Buffy the Vampire Slayer Adult Colouring Book Cover

Tiny Bookcase

Paper Art - Miniature Library with tiny books - Diorama

Are We Still Doing Vampires?

On a trip to the Gold Coast a few months ago, I found myself without anything to read. So we made a trip to the newsagency down the road, where they had a bunch of “beach read” kind of books. One of the books I ended up buying was Veil of Midnight by Lara Adrian. I’m not sure blood and violence counts as a beach read, but I definitely had fun with it. (Apart from some brief anger at seeing Ukraine called “the Ukraine”. I live in hope that one day people will finally learn that is completely incorrect!)

Veil of Midnight was a reminder of how enjoyable vampire books were before the tweens (and their mothers) turned it into a global “thing”.

I’d read the first couple of books in Adrian’s series, and this is #5, so I was a little lost, but it was such a great escape. It also reminded me why this genre became so popular in the first place, and made me wonder why I’d been giving paranormal a bit of a wide berth in the last couple of years.

The sacrifices that come with immortality, the strengths and weaknesses, the struggles with darkness; vampires can throw up some great plot ideas.

Where did all this women’s book vampire stuff begin? With Christine Feehan? She was doing vampire-human relationships, magical mates and all the rest in the 1990s. People like to pick apart her series now, but for me it is so significant because it set the groundwork for all the books that came after. Dark Prince – the first book – may not be everyone’s favourite, but I love it for its originality, and the fact you can see so many later authors’ themes within those pages.

I also love that her creatures are “Carpathians” who live in the Carpathian Mountains – I have family from there, and will be visiting for the second time in a few months!

But vampires didn’t always mean there had to be hearts-and-flowers kind of romance.

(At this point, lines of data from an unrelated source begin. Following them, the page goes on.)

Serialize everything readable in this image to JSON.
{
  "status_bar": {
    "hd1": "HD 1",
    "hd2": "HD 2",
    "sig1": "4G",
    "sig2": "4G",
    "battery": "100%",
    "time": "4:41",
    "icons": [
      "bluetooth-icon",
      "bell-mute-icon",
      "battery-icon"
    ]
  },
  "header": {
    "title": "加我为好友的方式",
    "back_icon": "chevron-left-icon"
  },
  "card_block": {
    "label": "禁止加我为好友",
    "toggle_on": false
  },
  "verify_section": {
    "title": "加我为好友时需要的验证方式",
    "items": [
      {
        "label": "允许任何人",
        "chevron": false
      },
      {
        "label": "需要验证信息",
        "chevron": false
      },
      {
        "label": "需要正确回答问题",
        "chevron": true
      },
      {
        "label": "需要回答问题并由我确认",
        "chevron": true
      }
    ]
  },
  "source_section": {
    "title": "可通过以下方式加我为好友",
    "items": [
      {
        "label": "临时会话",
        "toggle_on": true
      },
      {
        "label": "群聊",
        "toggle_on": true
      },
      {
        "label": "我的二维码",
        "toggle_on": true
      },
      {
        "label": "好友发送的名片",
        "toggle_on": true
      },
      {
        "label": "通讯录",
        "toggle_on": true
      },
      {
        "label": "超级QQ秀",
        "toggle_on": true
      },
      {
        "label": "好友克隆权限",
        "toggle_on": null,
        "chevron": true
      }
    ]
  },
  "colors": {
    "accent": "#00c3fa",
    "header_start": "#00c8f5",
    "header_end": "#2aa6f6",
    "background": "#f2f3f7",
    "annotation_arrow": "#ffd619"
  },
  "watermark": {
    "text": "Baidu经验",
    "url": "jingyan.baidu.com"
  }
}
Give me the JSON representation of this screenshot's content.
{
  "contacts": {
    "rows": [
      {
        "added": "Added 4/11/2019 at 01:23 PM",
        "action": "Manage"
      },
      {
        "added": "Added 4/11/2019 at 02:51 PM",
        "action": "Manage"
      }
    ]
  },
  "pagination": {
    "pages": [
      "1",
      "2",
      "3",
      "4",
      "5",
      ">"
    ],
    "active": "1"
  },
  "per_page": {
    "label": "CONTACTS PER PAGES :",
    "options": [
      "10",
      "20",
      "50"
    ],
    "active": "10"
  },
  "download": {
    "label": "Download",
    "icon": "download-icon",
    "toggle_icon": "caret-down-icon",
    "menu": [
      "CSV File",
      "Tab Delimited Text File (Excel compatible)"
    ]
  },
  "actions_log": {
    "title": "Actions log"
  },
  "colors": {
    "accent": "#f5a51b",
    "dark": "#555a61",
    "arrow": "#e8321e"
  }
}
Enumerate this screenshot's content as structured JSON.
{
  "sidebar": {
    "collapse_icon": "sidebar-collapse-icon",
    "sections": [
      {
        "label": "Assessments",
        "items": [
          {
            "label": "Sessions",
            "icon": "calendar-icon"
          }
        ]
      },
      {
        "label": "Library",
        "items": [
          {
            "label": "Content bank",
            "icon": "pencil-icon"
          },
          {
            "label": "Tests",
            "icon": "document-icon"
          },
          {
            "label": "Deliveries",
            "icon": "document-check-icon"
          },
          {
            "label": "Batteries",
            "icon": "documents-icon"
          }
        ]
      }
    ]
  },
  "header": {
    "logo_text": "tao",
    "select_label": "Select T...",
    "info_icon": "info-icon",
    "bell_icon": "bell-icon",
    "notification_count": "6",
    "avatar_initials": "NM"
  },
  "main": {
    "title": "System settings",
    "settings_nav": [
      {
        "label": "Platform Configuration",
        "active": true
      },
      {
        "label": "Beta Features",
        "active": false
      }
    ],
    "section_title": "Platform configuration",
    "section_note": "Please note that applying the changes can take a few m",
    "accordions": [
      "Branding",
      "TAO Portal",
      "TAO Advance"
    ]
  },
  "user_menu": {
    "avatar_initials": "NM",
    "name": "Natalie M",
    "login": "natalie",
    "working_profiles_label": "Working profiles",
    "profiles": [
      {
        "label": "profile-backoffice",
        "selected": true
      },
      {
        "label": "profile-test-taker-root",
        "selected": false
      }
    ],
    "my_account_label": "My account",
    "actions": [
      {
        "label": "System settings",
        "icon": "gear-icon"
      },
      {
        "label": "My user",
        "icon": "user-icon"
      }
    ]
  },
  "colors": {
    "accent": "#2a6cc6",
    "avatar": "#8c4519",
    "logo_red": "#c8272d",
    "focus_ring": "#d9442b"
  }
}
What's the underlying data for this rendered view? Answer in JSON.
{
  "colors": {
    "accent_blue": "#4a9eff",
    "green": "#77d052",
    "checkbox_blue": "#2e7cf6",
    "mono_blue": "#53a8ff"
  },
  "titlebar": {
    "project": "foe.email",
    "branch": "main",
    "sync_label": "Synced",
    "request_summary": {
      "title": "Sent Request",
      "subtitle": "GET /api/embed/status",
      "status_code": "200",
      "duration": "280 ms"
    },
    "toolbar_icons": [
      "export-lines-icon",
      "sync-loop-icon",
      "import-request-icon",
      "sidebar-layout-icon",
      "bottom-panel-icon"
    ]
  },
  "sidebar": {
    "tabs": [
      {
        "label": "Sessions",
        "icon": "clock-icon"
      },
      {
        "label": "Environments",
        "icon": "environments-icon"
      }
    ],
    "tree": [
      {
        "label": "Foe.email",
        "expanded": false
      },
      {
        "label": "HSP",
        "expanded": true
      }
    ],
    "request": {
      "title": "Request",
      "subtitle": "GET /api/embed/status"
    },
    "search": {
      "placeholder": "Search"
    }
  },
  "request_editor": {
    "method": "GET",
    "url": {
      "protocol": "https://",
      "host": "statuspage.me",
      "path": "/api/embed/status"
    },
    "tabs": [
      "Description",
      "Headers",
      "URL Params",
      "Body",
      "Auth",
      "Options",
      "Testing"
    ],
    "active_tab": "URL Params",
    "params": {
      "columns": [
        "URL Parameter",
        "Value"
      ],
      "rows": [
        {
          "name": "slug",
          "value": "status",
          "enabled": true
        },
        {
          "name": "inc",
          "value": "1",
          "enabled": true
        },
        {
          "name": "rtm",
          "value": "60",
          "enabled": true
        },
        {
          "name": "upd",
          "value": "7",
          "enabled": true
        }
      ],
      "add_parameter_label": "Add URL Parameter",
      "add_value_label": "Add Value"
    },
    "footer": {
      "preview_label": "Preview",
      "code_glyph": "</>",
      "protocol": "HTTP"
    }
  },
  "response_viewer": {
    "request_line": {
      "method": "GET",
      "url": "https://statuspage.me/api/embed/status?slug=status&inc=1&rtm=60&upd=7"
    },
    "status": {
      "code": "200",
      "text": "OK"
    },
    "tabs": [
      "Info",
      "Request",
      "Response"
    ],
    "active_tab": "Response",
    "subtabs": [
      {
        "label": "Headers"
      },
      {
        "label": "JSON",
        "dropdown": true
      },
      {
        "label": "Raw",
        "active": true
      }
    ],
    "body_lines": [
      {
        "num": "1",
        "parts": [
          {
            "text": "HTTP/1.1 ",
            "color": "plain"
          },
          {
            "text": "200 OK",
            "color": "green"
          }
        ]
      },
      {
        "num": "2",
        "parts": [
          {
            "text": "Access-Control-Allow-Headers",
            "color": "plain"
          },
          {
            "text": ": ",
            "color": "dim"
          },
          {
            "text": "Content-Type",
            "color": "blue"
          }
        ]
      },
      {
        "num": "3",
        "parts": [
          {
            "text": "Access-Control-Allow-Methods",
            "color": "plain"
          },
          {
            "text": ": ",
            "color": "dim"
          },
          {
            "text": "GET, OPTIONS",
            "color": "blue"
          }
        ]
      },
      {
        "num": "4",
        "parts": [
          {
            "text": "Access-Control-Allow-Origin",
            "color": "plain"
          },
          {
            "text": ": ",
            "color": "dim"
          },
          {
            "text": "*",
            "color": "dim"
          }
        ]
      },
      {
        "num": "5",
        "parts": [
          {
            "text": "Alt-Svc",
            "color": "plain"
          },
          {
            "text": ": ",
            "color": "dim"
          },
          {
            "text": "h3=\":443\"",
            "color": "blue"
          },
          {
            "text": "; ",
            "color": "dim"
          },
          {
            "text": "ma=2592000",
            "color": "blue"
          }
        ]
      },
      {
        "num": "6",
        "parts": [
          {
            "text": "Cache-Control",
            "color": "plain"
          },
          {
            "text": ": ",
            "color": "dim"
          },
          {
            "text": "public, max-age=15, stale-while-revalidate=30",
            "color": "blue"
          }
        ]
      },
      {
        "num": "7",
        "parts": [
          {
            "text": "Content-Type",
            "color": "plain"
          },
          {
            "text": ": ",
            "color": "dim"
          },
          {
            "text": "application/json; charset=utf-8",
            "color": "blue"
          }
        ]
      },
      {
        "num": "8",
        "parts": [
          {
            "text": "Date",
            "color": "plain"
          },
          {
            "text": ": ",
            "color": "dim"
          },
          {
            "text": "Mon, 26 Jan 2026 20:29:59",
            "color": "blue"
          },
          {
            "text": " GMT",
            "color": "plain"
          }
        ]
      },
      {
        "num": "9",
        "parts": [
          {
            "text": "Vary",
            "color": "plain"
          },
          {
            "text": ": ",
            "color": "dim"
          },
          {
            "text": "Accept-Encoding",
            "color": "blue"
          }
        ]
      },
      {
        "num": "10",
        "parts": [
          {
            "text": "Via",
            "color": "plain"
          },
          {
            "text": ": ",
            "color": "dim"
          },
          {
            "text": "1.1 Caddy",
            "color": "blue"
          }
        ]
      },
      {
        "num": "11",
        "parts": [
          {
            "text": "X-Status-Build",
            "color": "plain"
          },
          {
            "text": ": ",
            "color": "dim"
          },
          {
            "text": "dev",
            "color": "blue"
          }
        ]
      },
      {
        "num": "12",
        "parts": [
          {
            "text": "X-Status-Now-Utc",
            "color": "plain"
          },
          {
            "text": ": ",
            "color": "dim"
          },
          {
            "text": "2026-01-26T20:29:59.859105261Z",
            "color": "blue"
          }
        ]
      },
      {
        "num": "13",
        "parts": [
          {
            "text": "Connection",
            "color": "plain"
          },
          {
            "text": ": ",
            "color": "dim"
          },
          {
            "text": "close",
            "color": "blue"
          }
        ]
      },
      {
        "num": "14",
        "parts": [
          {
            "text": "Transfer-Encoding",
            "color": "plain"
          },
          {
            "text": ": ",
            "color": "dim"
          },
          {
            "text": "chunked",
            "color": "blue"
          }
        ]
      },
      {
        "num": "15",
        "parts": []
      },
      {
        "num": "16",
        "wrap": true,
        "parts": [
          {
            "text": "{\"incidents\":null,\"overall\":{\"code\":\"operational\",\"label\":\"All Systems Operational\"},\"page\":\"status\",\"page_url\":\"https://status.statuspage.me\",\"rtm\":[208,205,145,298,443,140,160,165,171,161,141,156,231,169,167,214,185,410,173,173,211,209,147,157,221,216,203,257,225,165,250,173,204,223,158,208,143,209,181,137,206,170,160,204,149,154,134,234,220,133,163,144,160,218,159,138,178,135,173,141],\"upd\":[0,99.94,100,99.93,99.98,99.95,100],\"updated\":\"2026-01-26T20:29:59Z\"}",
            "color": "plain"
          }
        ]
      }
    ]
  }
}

I’m technically the same age as Buffy Summers. The year her character graduated from high school was the same year I did. She started university at the same time as me. Buffy was the anti-Twilight, and I kind of grew up with her and loved it (still do, when I catch an episode).

I never liked Twilight. Between all the sparkling and the nasty stereotyping of blonde women, I spent so much time being offended on behalf of vampires and non-brunettes that it was hard to enjoy the books. Also, there were NO sacrifices or struggles. Not only did Bella get immortality, but she also got a husband, a baby, all her friends became immortal, she could go out in sunlight, she had no weaknesses… Four phonebook-length novels for a fairytale ending with sugar on top? Without any struggle, there didn’t seem to be any point.

At the same time Twilight was taking over womankind, Charlaine Harris’ Sookie Stackhouse was taking off, aided by the popular television version of the books. I was mildly obsessed with both, until the show lost the plot, temporarily killing my interest in the books. One day soon I hope to pick them up again, because her vampires did vampirish things like drink blood and act naughty, and it was great fun before Hollywood got their claws into it and turned it into another “thing”.

There’re other authors whose vampires added great things to the genre too. Jeaniene Frost’s Buffy and Spike-esque Cat and Bones. J.R. Ward’s phenomenally popular Black Dagger Brotherhood series.

But are we still doing vampires anymore? Every time I see them discussed these days, everyone seems tired. The market was saturated with sparkling schoolboys and angsty brunettes, and people seem to be running onto the next fad.

However, before vampires became a “thing” they were fun. Maybe now that Hollywood and the drive-by readers have moved on, we will once again have a chance to enjoy the genre.